● GOAL OF THE EXERCISE: Print the entries exactly as given.

# # # # #

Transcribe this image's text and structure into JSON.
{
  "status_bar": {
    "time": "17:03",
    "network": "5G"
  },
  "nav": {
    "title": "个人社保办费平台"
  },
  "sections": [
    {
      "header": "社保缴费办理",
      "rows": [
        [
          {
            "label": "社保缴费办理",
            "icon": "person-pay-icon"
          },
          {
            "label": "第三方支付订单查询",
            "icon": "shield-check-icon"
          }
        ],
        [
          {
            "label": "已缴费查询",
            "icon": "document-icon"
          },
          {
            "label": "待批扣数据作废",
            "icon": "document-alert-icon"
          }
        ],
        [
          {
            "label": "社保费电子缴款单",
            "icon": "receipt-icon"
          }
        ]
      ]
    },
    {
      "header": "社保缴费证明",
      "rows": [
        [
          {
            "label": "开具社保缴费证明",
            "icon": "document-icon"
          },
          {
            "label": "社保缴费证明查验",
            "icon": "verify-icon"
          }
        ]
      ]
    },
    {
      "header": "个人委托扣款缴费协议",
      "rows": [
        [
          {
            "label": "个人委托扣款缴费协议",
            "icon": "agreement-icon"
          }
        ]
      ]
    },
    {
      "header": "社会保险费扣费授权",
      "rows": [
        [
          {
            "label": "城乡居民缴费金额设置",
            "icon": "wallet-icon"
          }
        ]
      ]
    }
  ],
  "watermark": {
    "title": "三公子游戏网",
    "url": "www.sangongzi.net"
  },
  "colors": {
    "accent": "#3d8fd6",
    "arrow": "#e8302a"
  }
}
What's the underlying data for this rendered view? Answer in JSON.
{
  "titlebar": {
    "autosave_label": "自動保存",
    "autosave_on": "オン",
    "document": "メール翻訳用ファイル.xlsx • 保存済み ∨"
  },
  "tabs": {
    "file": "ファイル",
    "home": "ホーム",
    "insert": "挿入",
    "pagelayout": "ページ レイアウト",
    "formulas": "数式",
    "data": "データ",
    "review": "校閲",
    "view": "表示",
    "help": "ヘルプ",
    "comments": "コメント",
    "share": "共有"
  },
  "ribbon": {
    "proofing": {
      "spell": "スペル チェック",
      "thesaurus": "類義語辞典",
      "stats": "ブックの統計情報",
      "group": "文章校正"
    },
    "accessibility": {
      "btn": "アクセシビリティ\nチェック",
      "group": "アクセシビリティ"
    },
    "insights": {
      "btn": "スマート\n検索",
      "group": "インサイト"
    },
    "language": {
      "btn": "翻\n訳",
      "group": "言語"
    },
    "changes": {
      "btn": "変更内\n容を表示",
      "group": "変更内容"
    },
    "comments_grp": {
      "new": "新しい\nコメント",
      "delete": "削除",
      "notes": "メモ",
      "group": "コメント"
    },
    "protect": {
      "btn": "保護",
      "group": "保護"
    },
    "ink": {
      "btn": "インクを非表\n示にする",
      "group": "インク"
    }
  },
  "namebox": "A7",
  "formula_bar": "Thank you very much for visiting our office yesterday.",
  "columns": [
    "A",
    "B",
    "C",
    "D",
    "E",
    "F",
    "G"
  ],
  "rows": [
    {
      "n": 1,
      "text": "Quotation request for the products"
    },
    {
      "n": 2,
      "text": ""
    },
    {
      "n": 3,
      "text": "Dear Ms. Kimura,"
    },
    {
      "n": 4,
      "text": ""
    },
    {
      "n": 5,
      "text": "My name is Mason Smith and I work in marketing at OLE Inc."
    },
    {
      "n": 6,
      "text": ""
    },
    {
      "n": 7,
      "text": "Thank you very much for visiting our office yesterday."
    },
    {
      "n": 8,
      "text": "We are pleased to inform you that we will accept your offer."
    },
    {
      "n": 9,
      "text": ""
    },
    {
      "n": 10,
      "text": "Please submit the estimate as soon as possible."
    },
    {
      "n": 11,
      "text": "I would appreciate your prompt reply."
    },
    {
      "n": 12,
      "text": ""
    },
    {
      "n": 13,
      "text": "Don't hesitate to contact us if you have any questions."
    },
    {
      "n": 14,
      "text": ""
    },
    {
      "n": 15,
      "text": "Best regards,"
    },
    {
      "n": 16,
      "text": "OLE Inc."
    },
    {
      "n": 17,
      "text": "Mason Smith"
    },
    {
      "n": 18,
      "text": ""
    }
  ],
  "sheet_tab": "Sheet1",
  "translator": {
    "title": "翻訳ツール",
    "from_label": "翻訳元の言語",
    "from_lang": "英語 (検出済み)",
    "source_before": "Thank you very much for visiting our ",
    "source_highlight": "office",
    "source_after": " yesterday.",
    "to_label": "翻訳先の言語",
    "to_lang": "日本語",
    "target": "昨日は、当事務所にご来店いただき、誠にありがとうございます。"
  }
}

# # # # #

● EXPECTED ANSWER:
Transcribe this image's text and structure into JSON.
{
  "status_bar": {
    "time": "17:03",
    "network": "5G"
  },
  "nav": {
    "title": "个人社保办费平台"
  },
  "sections": [
    {
      "header": "社保缴费办理",
      "rows": [
        [
          {
            "label": "社保缴费办理",
            "icon": "person-pay-icon"
          },
          {
            "label": "第三方支付订单查询",
            "icon": "shield-check-icon"
          }
        ],
        [
          {
            "label": "已缴费查询",
            "icon": "document-icon"
          },
          {
            "label": "待批扣数据作废",
            "icon": "document-alert-icon"
          }
        ],
        [
          {
            "label": "社保费电子缴款单",
            "icon": "receipt-icon"
          }
        ]
      ]
    },
    {
      "header": "社保缴费证明",
      "rows": [
        [
          {
            "label": "开具社保缴费证明",
            "icon": "document-icon"
          },
          {
            "label": "社保缴费证明查验",
            "icon": "verify-icon"
          }
        ]
      ]
    },
    {
      "header": "个人委托扣款缴费协议",
      "rows": [
        [
          {
            "label": "个人委托扣款缴费协议",
            "icon": "agreement-icon"
          }
        ]
      ]
    },
    {
      "header": "社会保险费扣费授权",
      "rows": [
        [
          {
            "label": "城乡居民缴费金额设置",
            "icon": "wallet-icon"
          }
        ]
      ]
    }
  ],
  "watermark": {
    "title": "三公子游戏网",
    "url": "www.sangongzi.net"
  },
  "colors": {
    "accent": "#3d8fd6",
    "arrow": "#e8302a"
  }
}
What's the underlying data for this rendered view? Answer in JSON.
{
  "titlebar": {
    "autosave_label": "自動保存",
    "autosave_on": "オン",
    "document": "メール翻訳用ファイル.xlsx • 保存済み ∨"
  },
  "tabs": {
    "file": "ファイル",
    "home": "ホーム",
    "insert": "挿入",
    "pagelayout": "ページ レイアウト",
    "formulas": "数式",
    "data": "データ",
    "review": "校閲",
    "view": "表示",
    "help": "ヘルプ",
    "comments": "コメント",
    "share": "共有"
  },
  "ribbon": {
    "proofing": {
      "spell": "スペル チェック",
      "thesaurus": "類義語辞典",
      "stats": "ブックの統計情報",
      "group": "文章校正"
    },
    "accessibility": {
      "btn": "アクセシビリティ\nチェック",
      "group": "アクセシビリティ"
    },
    "insights": {
      "btn": "スマート\n検索",
      "group": "インサイト"
    },
    "language": {
      "btn": "翻\n訳",
      "group": "言語"
    },
    "changes": {
      "btn": "変更内\n容を表示",
      "group": "変更内容"
    },
    "comments_grp": {
      "new": "新しい\nコメント",
      "delete": "削除",
      "notes": "メモ",
      "group": "コメント"
    },
    "protect": {
      "btn": "保護",
      "group": "保護"
    },
    "ink": {
      "btn": "インクを非表\n示にする",
      "group": "インク"
    }
  },
  "namebox": "A7",
  "formula_bar": "Thank you very much for visiting our office yesterday.",
  "columns": [
    "A",
    "B",
    "C",
    "D",
    "E",
    "F",
    "G"
  ],
  "rows": [
    {
      "n": 1,
      "text": "Quotation request for the products"
    },
    {
      "n": 2,
      "text": ""
    },
    {
      "n": 3,
      "text": "Dear Ms. Kimura,"
    },
    {
      "n": 4,
      "text": ""
    },
    {
      "n": 5,
      "text": "My name is Mason Smith and I work in marketing at OLE Inc."
    },
    {
      "n": 6,
      "text": ""
    },
    {
      "n": 7,
      "text": "Thank you very much for visiting our office yesterday."
    },
    {
      "n": 8,
      "text": "We are pleased to inform you that we will accept your offer."
    },
    {
      "n": 9,
      "text": ""
    },
    {
      "n": 10,
      "text": "Please submit the estimate as soon as possible."
    },
    {
      "n": 11,
      "text": "I would appreciate your prompt reply."
    },
    {
      "n": 12,
      "text": ""
    },
    {
      "n": 13,
      "text": "Don't hesitate to contact us if you have any questions."
    },
    {
      "n": 14,
      "text": ""
    },
    {
      "n": 15,
      "text": "Best regards,"
    },
    {
      "n": 16,
      "text": "OLE Inc."
    },
    {
      "n": 17,
      "text": "Mason Smith"
    },
    {
      "n": 18,
      "text": ""
    }
  ],
  "sheet_tab": "Sheet1",
  "translator": {
    "title": "翻訳ツール",
    "from_label": "翻訳元の言語",
    "from_lang": "英語 (検出済み)",
    "source_before": "Thank you very much for visiting our ",
    "source_highlight": "office",
    "source_after": " yesterday.",
    "to_label": "翻訳先の言語",
    "to_lang": "日本語",
    "target": "昨日は、当事務所にご来店いただき、誠にありがとうございます。"
  }
}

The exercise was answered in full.